RIYADH, Saudi Arabia â€” Saudi Arabia on Monday reduced the tax rate for Saudi Aramco as plans move forward to publicly list shares of the state-owned oil giant.
The new code, rolled out by royal decree from King Salman, taxes Aramco at 50 per cent on income retroactively starting Jan. 1.
Aramco CEO Amin Nasser thanked the king in a statement for the decree reducing the company’s tax rate from what he said was 85 per cent, and said it “will bring Saudi Aramco in line with international benchmarks.”
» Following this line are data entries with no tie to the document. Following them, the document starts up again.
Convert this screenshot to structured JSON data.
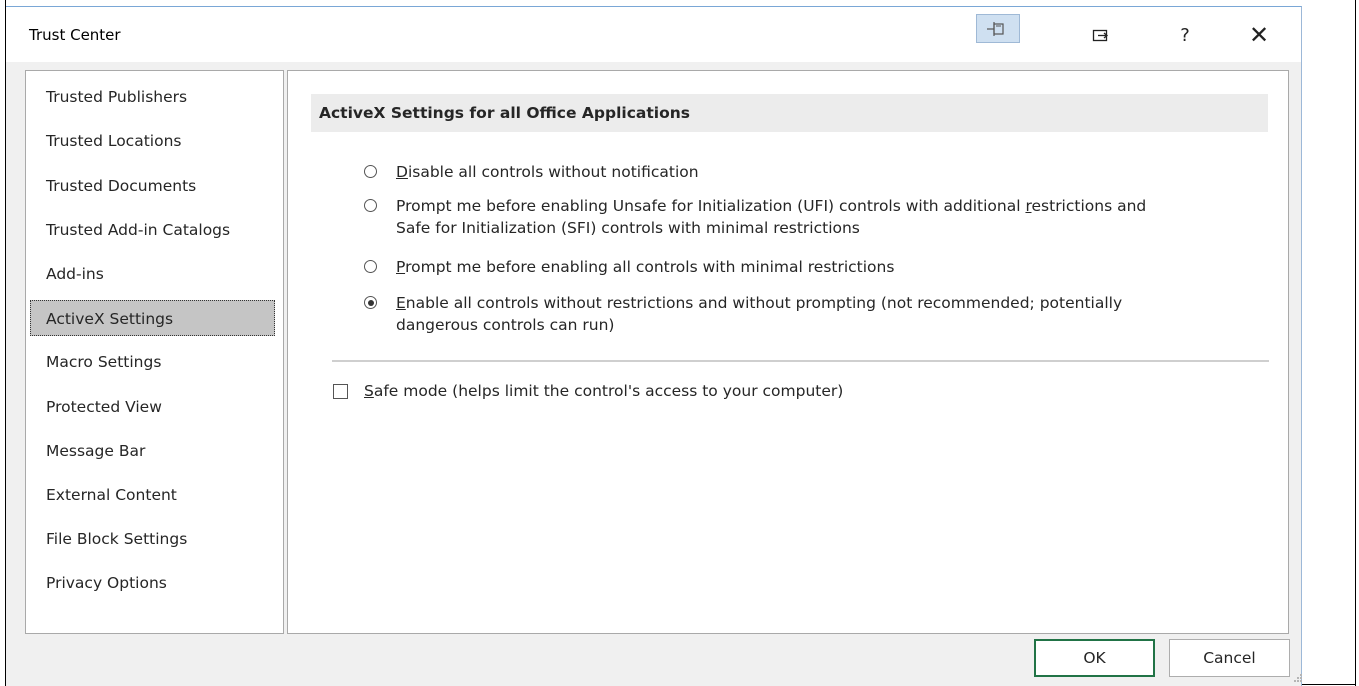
{
  "window": {
    "title": "Trust Center"
  },
  "titlebar": {
    "pin_icon": "pin-icon",
    "restore_icon": "restore-icon",
    "help_label": "?",
    "close_label": "✕"
  },
  "nav": {
    "items": [
      {
        "label": "Trusted Publishers",
        "selected": false
      },
      {
        "label": "Trusted Locations",
        "selected": false
      },
      {
        "label": "Trusted Documents",
        "selected": false
      },
      {
        "label": "Trusted Add-in Catalogs",
        "selected": false
      },
      {
        "label": "Add-ins",
        "selected": false
      },
      {
        "label": "ActiveX Settings",
        "selected": true
      },
      {
        "label": "Macro Settings",
        "selected": false
      },
      {
        "label": "Protected View",
        "selected": false
      },
      {
        "label": "Message Bar",
        "selected": false
      },
      {
        "label": "External Content",
        "selected": false
      },
      {
        "label": "File Block Settings",
        "selected": false
      },
      {
        "label": "Privacy Options",
        "selected": false
      }
    ]
  },
  "main": {
    "section_title": "ActiveX Settings for all Office Applications",
    "options": [
      {
        "pre": "",
        "accel": "D",
        "post": "isable all controls without notification",
        "line2": "",
        "checked": false
      },
      {
        "pre": "Prompt me before enabling Unsafe for Initialization (UFI) controls with additional ",
        "accel": "r",
        "post": "estrictions and",
        "line2": "Safe for Initialization (SFI) controls with minimal restrictions",
        "checked": false
      },
      {
        "pre": "",
        "accel": "P",
        "post": "rompt me before enabling all controls with minimal restrictions",
        "line2": "",
        "checked": false
      },
      {
        "pre": "",
        "accel": "E",
        "post": "nable all controls without restrictions and without prompting (not recommended; potentially",
        "line2": "dangerous controls can run)",
        "checked": true
      }
    ],
    "safe_mode": {
      "accel": "S",
      "post": "afe mode (helps limit the control's access to your computer)",
      "checked": false
    }
  },
  "footer": {
    "ok_label": "OK",
    "cancel_label": "Cancel"
  },
  "colors": {
    "accent_ok_border": "#217346",
    "selected_nav_bg": "#c5c5c5",
    "section_header_bg": "#ececec"
  }
}
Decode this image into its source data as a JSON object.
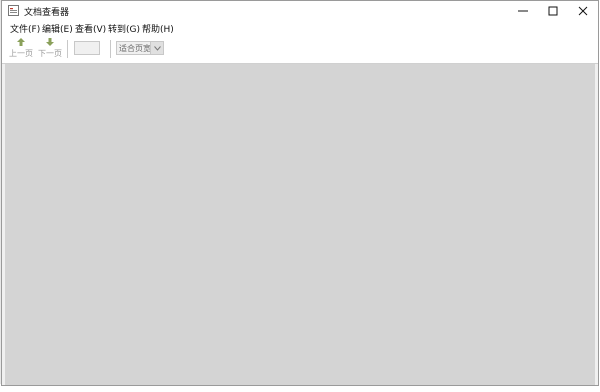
{
  "window": {
    "title": "文档查看器"
  },
  "menu": {
    "items": [
      {
        "label": "文件(F)"
      },
      {
        "label": "编辑(E)"
      },
      {
        "label": "查看(V)"
      },
      {
        "label": "转到(G)"
      },
      {
        "label": "帮助(H)"
      }
    ]
  },
  "toolbar": {
    "prev_label": "上一页",
    "next_label": "下一页",
    "page_value": "",
    "zoom_value": "适合页宽"
  },
  "icons": {
    "prev": "arrow-up-icon",
    "next": "arrow-down-icon",
    "app": "document-viewer-icon",
    "minimize": "minimize-icon",
    "maximize": "maximize-icon",
    "close": "close-icon",
    "dropdown": "chevron-down-icon"
  },
  "colors": {
    "nav_arrow": "#8aa05a",
    "viewer_bg": "#d4d4d4",
    "disabled_text": "#9a9a9a"
  }
}
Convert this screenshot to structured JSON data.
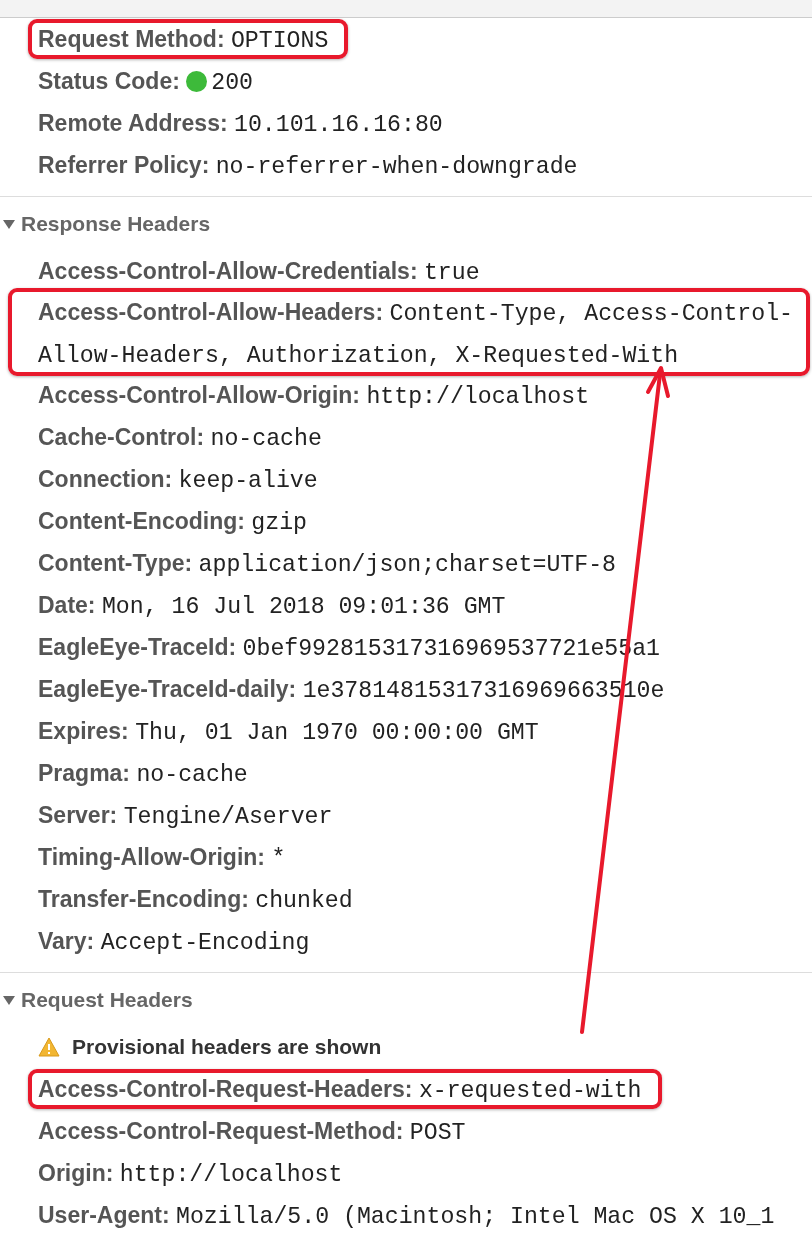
{
  "general": {
    "rows": [
      {
        "label": "Request Method:",
        "value": "OPTIONS",
        "highlighted": true
      },
      {
        "label": "Status Code:",
        "value": "200",
        "color": "#3dba3a",
        "highlighted": false
      },
      {
        "label": "Remote Address:",
        "value": "10.101.16.16:80",
        "highlighted": false
      },
      {
        "label": "Referrer Policy:",
        "value": "no-referrer-when-downgrade",
        "highlighted": false
      }
    ]
  },
  "sections": [
    {
      "title": "Response Headers",
      "expanded": true,
      "rows": [
        {
          "label": "Access-Control-Allow-Credentials:",
          "value": "true",
          "highlighted": false
        },
        {
          "label": "Access-Control-Allow-Headers:",
          "value": "Content-Type, Access-Control-Allow-Headers, Authorization, X-Requested-With",
          "highlighted": true
        },
        {
          "label": "Access-Control-Allow-Origin:",
          "value": "http://localhost",
          "highlighted": false
        },
        {
          "label": "Cache-Control:",
          "value": "no-cache",
          "highlighted": false
        },
        {
          "label": "Connection:",
          "value": "keep-alive",
          "highlighted": false
        },
        {
          "label": "Content-Encoding:",
          "value": "gzip",
          "highlighted": false
        },
        {
          "label": "Content-Type:",
          "value": "application/json;charset=UTF-8",
          "highlighted": false
        },
        {
          "label": "Date:",
          "value": "Mon, 16 Jul 2018 09:01:36 GMT",
          "highlighted": false
        },
        {
          "label": "EagleEye-TraceId:",
          "value": "0bef992815317316969537721e55a1",
          "highlighted": false
        },
        {
          "label": "EagleEye-TraceId-daily:",
          "value": "1e37814815317316969663510e",
          "highlighted": false
        },
        {
          "label": "Expires:",
          "value": "Thu, 01 Jan 1970 00:00:00 GMT",
          "highlighted": false
        },
        {
          "label": "Pragma:",
          "value": "no-cache",
          "highlighted": false
        },
        {
          "label": "Server:",
          "value": "Tengine/Aserver",
          "highlighted": false
        },
        {
          "label": "Timing-Allow-Origin:",
          "value": "*",
          "highlighted": false
        },
        {
          "label": "Transfer-Encoding:",
          "value": "chunked",
          "highlighted": false
        },
        {
          "label": "Vary:",
          "value": "Accept-Encoding",
          "highlighted": false
        }
      ]
    },
    {
      "title": "Request Headers",
      "expanded": true,
      "warning": "Provisional headers are shown",
      "rows": [
        {
          "label": "Access-Control-Request-Headers:",
          "value": "x-requested-with",
          "highlighted": true
        },
        {
          "label": "Access-Control-Request-Method:",
          "value": "POST",
          "highlighted": false
        },
        {
          "label": "Origin:",
          "value": "http://localhost",
          "highlighted": false
        },
        {
          "label": "User-Agent:",
          "value": "Mozilla/5.0 (Macintosh; Intel Mac OS X 10_1",
          "highlighted": false
        }
      ]
    }
  ]
}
The company’s oil production is Saudi Arabia’s main source of revenue and its finances are not publicly disclosed. The government is embarking on an overhaul of its economy to move away from heavy reliance on oil, its main export, after a sharp drop in prices.
The government is preparing to list less than 5 per cent of Aramco, possibly by next year, on the Saudi stock exchange and an international exchange. It is gearing up to be the largest flotation in history, with officials valuing Aramco at more than $2 trillion. The government would remain the company’s largest shareholder.
The London-based Capital Economics said the lower tax rate means that the company will have a greater share of its profits available to pay out as dividends to shareholders. It says the dividends going to the government will largely cover the lost tax revenue, so that the move represents “merely a shift in the way that oil revenues accrue to the government.”
Finance Minister Mohammed al-Jadaan said in a statement that the new tax code will have no impact on the government’s ability to deliver services to its citizens.
He said any tax revenue reductions “are replaced by stable dividend payments by government-owned companies, and other sources of revenue including profits resulting from investments.”
Energy Minister Khalid al-Falih also said the royal order will not negatively affect state coffers, adding that the kingdom’s hydrocarbon resources “remain sovereign.”
The decree imposes a 50 per cent tax on oil and gas producers that have invested capital of more than $100 billion in the kingdom. That figure jumps to 65 per cent for producers with between $80 billion and $100 billion in invested capital, 75 per cent if between $60 billion and $80 billion, and 85 per cent on producers with invested capital that does not exceed $60 billion.
Batrawy reported from Dubai, United Arab Emirates.
Abdullah Al-Shihri And Aya Batrawy, The Associated Press